“I have thought it necessary to send to you Epaphroditus my brother and fellow worker and fellow soldier, and your messenger and minister to my need, 26 for he has been longing for you all and has been distressed because you heard that he was ill. 27 Indeed he was ill, near to death. But God had mercy on him, and not only on him but on me also, lest I should have sorrow upon sorrow. 28 I am the more eager to send him, therefore, that you may rejoice at seeing him again, and that I may be less anxious. 29 So receive him in the Lord with all joy, and honor such men, 30 for he nearly died for the work of Christ, risking his life to complete what was lacking in your service to me.” (Philippians 2:25–30 ESV)
A preaching friend of mine told me a story that happened to him a few days ago. A mutual friend baptized a woman “who was just released from the hospital with the covid-19. Then he and others went into ‘unsafe’ homes to teach and help people.”
When he related that story to the local congregation, one of the members said: “What a foolish thing to do.” My friend wrote, “I was speechless . . . for a minute, then I had some things to say to that person.” I didn’t ask him what he said, but I can imagine.
Would that happen where you worship? If your minister or elder or any of the members where you worship were given an opportunity to teach the gospel to a person who was infected with a virus – whatever the virus – would you say that was foolish?
Some might say they need to quarantine themselves for 7-14 days before they could come back and assemble with the saints. Given current circumstances that would be a reasonable request, but what if the teaching was critical for that person, that is, that lost soul was very close to obeying the gospel and needed a bit more teaching and encouraging to become a Christian and that might take a few more classes; what then? The preacher/elder/member could be gone from the assembly for several weeks, maybe months, maybe contract the virus, maybe a part of that small percentage that would be hospitalized, maybe a part of that even smaller fractional percentage that would die. Would that be foolish?

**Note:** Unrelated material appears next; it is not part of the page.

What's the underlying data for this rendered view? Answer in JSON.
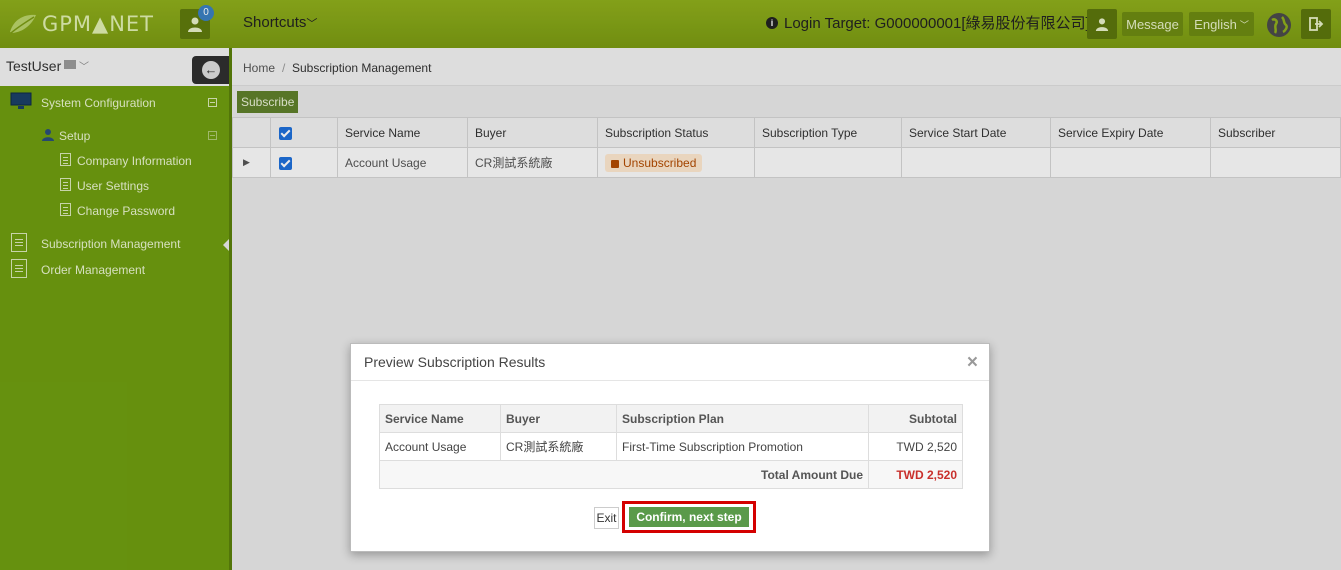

A leader might say we need to send someone else to teach who is less crucial to our congregation. Really? Are there any members who are indispensable to a congregation? Of course we want to be responsible but reread the story of Epaphroditus in Philippians 2:25-30, he nearly died for the work of Christ. Paul wrote about this while he himself was in prison and had just told the Philippians to work out their own salvation in his absence (2:12). Did Paul understand he and his co-workers were helpful for the Philippians? Yes. Indispensable? No.
The point here is that times like these (whatever your opinion is about them) are an unsettling reminder that the Christian life and the gospel message is not to be “put on hold” while things are inconvenient. Think carefully on this for a moment, can you imagine in your mind any possible earthly circumstance that would make the teaching of the gospel foolish or inconvenient? Now wait . . . before you answer that question, remember you may very well have to repeat that answer and reasoning to the Lord Himself one day.
Could you face the Lord at Judgment and tell Him that teaching the story of His crucifixion and resurrection – the very means of eternal salvation for all men – was a foolish thing to do at certain times in your life?
An older evangelist once traveled to an area of the world that had a high rate of deadly diseases; someone said to him: “Do you think that is being responsible?” His response was: “Can you think of a better way to die?”
Dear sweet brethren, we are being tested.